### About this task
Set down exactly, and only, the lines from the one with "Give me the" to the final line of the entries, both included.

### Listed records
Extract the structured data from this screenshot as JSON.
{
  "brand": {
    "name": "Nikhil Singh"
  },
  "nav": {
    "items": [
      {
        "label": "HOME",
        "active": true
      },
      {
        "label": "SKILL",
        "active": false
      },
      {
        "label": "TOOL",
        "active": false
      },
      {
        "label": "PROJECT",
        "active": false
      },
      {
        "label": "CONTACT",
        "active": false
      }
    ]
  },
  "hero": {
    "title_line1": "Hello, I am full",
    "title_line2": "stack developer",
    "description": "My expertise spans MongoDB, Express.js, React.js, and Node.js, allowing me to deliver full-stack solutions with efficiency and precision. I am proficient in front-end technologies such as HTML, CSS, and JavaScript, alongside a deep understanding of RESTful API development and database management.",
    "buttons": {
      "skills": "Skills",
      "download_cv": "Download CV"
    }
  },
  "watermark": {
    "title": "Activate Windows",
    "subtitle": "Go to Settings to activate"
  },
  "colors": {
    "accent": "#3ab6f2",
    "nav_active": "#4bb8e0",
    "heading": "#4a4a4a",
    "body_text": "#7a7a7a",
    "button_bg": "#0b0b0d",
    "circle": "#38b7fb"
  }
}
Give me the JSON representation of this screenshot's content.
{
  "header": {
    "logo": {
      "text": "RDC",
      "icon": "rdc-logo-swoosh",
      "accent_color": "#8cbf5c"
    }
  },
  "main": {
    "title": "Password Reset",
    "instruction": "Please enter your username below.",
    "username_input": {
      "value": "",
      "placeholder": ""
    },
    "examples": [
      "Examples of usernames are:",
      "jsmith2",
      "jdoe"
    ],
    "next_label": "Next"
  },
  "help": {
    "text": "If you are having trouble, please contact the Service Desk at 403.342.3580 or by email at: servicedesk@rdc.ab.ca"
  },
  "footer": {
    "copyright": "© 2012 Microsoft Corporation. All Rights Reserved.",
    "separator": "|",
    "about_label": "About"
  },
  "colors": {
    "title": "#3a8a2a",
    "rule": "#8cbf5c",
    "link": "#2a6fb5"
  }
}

### Answer box
Give me the JSON representation of this screenshot's content.
{
  "header": {
    "logo": {
      "text": "RDC",
      "icon": "rdc-logo-swoosh",
      "accent_color": "#8cbf5c"
    }
  },
  "main": {
    "title": "Password Reset",
    "instruction": "Please enter your username below.",
    "username_input": {
      "value": "",
      "placeholder": ""
    },
    "examples": [
      "Examples of usernames are:",
      "jsmith2",
      "jdoe"
    ],
    "next_label": "Next"
  },
  "help": {
    "text": "If you are having trouble, please contact the Service Desk at 403.342.3580 or by email at: servicedesk@rdc.ab.ca"
  },
  "footer": {
    "copyright": "© 2012 Microsoft Corporation. All Rights Reserved.",
    "separator": "|",
    "about_label": "About"
  },
  "colors": {
    "title": "#3a8a2a",
    "rule": "#8cbf5c",
    "link": "#2a6fb5"
  }
}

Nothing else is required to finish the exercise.